### EXERCISE:
For every entry that follows, return an identical copy.

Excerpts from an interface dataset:

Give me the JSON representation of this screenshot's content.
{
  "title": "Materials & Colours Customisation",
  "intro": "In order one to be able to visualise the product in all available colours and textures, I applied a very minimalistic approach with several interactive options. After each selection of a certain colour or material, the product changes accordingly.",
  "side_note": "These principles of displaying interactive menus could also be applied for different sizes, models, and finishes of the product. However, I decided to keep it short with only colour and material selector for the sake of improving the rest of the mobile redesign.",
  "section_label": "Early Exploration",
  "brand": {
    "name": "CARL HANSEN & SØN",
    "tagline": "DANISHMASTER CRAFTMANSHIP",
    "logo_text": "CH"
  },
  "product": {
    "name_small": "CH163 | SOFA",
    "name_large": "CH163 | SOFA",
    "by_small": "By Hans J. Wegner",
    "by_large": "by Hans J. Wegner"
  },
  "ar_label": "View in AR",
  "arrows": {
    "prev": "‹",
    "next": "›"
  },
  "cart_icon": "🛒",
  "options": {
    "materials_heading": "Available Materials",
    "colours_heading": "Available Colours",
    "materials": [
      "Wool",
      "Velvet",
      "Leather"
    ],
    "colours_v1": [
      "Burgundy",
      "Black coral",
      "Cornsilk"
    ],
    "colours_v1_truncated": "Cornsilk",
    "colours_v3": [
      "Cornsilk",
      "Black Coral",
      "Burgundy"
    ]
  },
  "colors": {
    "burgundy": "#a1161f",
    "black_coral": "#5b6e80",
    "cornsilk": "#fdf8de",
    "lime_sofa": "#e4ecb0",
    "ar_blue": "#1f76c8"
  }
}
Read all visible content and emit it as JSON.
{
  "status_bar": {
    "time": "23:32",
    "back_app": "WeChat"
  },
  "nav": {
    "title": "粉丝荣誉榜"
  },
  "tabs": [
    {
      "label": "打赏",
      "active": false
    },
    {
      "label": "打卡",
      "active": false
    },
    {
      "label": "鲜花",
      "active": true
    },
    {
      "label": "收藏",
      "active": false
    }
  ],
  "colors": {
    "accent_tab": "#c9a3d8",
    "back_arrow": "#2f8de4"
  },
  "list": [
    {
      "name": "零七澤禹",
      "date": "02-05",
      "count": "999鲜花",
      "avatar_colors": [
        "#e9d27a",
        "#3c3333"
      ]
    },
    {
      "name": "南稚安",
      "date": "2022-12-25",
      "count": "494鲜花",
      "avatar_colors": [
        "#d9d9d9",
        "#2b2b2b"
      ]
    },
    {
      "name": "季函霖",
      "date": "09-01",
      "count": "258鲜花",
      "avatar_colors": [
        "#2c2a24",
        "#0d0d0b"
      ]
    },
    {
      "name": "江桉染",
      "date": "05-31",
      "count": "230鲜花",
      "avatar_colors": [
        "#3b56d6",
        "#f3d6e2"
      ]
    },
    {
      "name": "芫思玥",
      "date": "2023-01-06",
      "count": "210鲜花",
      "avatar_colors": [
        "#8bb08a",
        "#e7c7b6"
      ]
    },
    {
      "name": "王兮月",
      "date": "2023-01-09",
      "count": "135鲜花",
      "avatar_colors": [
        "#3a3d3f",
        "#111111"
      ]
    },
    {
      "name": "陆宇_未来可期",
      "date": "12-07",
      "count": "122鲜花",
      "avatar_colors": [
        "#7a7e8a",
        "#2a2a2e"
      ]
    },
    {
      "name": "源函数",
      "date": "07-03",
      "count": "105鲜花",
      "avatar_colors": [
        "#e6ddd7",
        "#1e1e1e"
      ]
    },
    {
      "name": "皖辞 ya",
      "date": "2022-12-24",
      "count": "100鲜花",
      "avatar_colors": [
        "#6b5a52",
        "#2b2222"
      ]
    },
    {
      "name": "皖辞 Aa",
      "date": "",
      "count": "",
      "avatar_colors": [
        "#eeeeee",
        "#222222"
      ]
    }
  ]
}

### OUTPUT FOR THIS EXERCISE:
Give me the JSON representation of this screenshot's content.
{
  "title": "Materials & Colours Customisation",
  "intro": "In order one to be able to visualise the product in all available colours and textures, I applied a very minimalistic approach with several interactive options. After each selection of a certain colour or material, the product changes accordingly.",
  "side_note": "These principles of displaying interactive menus could also be applied for different sizes, models, and finishes of the product. However, I decided to keep it short with only colour and material selector for the sake of improving the rest of the mobile redesign.",
  "section_label": "Early Exploration",
  "brand": {
    "name": "CARL HANSEN & SØN",
    "tagline": "DANISHMASTER CRAFTMANSHIP",
    "logo_text": "CH"
  },
  "product": {
    "name_small": "CH163 | SOFA",
    "name_large": "CH163 | SOFA",
    "by_small": "By Hans J. Wegner",
    "by_large": "by Hans J. Wegner"
  },
  "ar_label": "View in AR",
  "arrows": {
    "prev": "‹",
    "next": "›"
  },
  "cart_icon": "🛒",
  "options": {
    "materials_heading": "Available Materials",
    "colours_heading": "Available Colours",
    "materials": [
      "Wool",
      "Velvet",
      "Leather"
    ],
    "colours_v1": [
      "Burgundy",
      "Black coral",
      "Cornsilk"
    ],
    "colours_v1_truncated": "Cornsilk",
    "colours_v3": [
      "Cornsilk",
      "Black Coral",
      "Burgundy"
    ]
  },
  "colors": {
    "burgundy": "#a1161f",
    "black_coral": "#5b6e80",
    "cornsilk": "#fdf8de",
    "lime_sofa": "#e4ecb0",
    "ar_blue": "#1f76c8"
  }
}
Read all visible content and emit it as JSON.
{
  "status_bar": {
    "time": "23:32",
    "back_app": "WeChat"
  },
  "nav": {
    "title": "粉丝荣誉榜"
  },
  "tabs": [
    {
      "label": "打赏",
      "active": false
    },
    {
      "label": "打卡",
      "active": false
    },
    {
      "label": "鲜花",
      "active": true
    },
    {
      "label": "收藏",
      "active": false
    }
  ],
  "colors": {
    "accent_tab": "#c9a3d8",
    "back_arrow": "#2f8de4"
  },
  "list": [
    {
      "name": "零七澤禹",
      "date": "02-05",
      "count": "999鲜花",
      "avatar_colors": [
        "#e9d27a",
        "#3c3333"
      ]
    },
    {
      "name": "南稚安",
      "date": "2022-12-25",
      "count": "494鲜花",
      "avatar_colors": [
        "#d9d9d9",
        "#2b2b2b"
      ]
    },
    {
      "name": "季函霖",
      "date": "09-01",
      "count": "258鲜花",
      "avatar_colors": [
        "#2c2a24",
        "#0d0d0b"
      ]
    },
    {
      "name": "江桉染",
      "date": "05-31",
      "count": "230鲜花",
      "avatar_colors": [
        "#3b56d6",
        "#f3d6e2"
      ]
    },
    {
      "name": "芫思玥",
      "date": "2023-01-06",
      "count": "210鲜花",
      "avatar_colors": [
        "#8bb08a",
        "#e7c7b6"
      ]
    },
    {
      "name": "王兮月",
      "date": "2023-01-09",
      "count": "135鲜花",
      "avatar_colors": [
        "#3a3d3f",
        "#111111"
      ]
    },
    {
      "name": "陆宇_未来可期",
      "date": "12-07",
      "count": "122鲜花",
      "avatar_colors": [
        "#7a7e8a",
        "#2a2a2e"
      ]
    },
    {
      "name": "源函数",
      "date": "07-03",
      "count": "105鲜花",
      "avatar_colors": [
        "#e6ddd7",
        "#1e1e1e"
      ]
    },
    {
      "name": "皖辞 ya",
      "date": "2022-12-24",
      "count": "100鲜花",
      "avatar_colors": [
        "#6b5a52",
        "#2b2222"
      ]
    },
    {
      "name": "皖辞 Aa",
      "date": "",
      "count": "",
      "avatar_colors": [
        "#eeeeee",
        "#222222"
      ]
    }
  ]
}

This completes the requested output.